Use Statements Rather Than Questions

Nix: “Where does the truck go?”

Choose: “The truck goes on the shelf”

Remember, we want the toy put away! Asking your child, “Where does the truck go?”, requires that the child be able to say the words “on the shelf” and understand, abstractly, that your question is relative and you really are asking because you want your child to put the truck away, where it belongs. “The truck goes on the shelf” is more directive and only requires the child, developmentally, to be able to comprehend your direction, which is likely!

Be 8 Seconds More Patient

Ask your question and then count the eight in your head before asking or prompting directions again. Promise.

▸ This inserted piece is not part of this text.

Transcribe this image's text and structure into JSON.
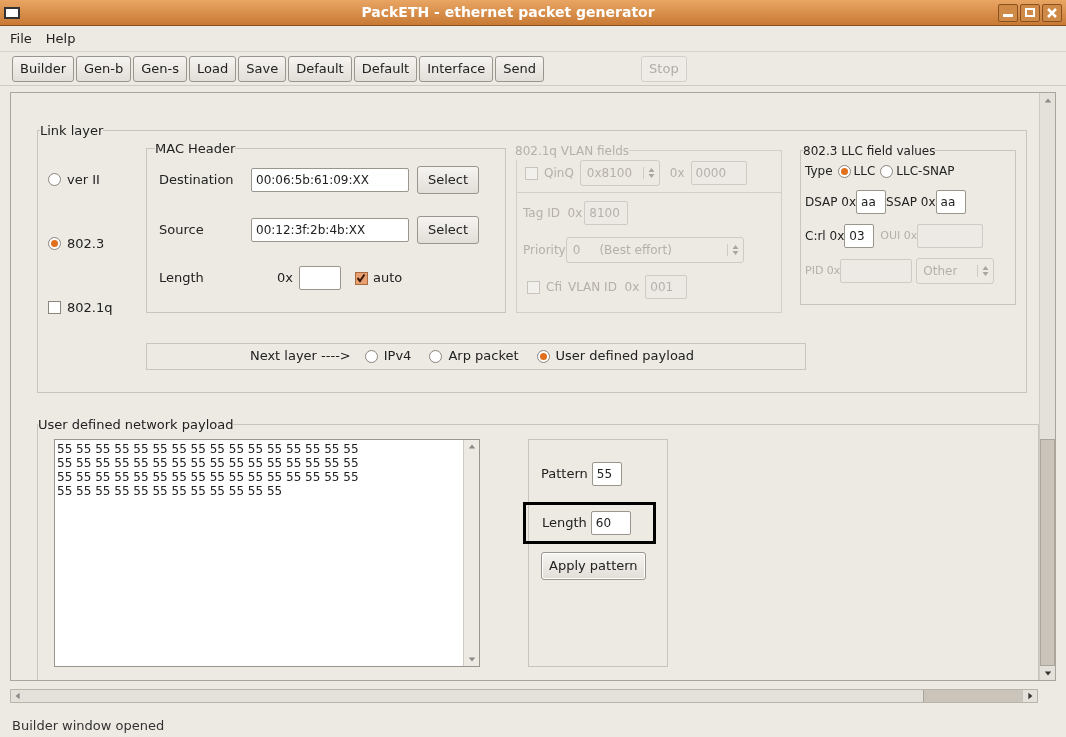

Try it once and see what happens!

Piaget, a child development theorist, developed the Cognitive Development Theory. This theory includes a stage called, the Preoperational Stage, which begins when a human (infant/toddler-aged child) starts to speak, yet, cannot think concretely and also cannot manipulate information mentally. So, the processing time to your question may be why it feels like your child is “not answering you”.

Say Fewer Words

Nix: “Please walk over here carefully and hand mommy the scissors. Those are sharp and I do not want you to get hurt. Bring them here please, be careful! Please walk.”

Choose: Say “walk here, please.” and point in front of you. Once your child is standing in front of you, say, “Scissors” and put your hand out. Once you safely have the scissors say, “we sit when we hold scissors”.

Remember, Piaget has let us know that the brain at this infant/toddler stage is not capable of understanding concepts like “sharp” or “hurt” the way adults do. We want to avoid testing the child on concepts that only parts of their brain can understand – when that part of the brain is not yet developed. Infants and toddlers hear everything but usually only remember the most recent thing said. For example, when you give a toddler a child between green or blue, 9/10 times the toddler will choose blue because it is what they remember not because it is their favorite color.

It is important to remember to choose ACTION over ATTITUDE. Yes, when they grow a bit older we will have to beg them to take the trash out and it will not matter how we ask, right? But, as the teenager stomps through the kitchen and to the dumpster – we appreciate that at least the trash got taken out! This same ideal applies to younger infants and toddlers as well – but we have more control the more we understand their developmental needs and capabilities! What strategy are you excited to implement first?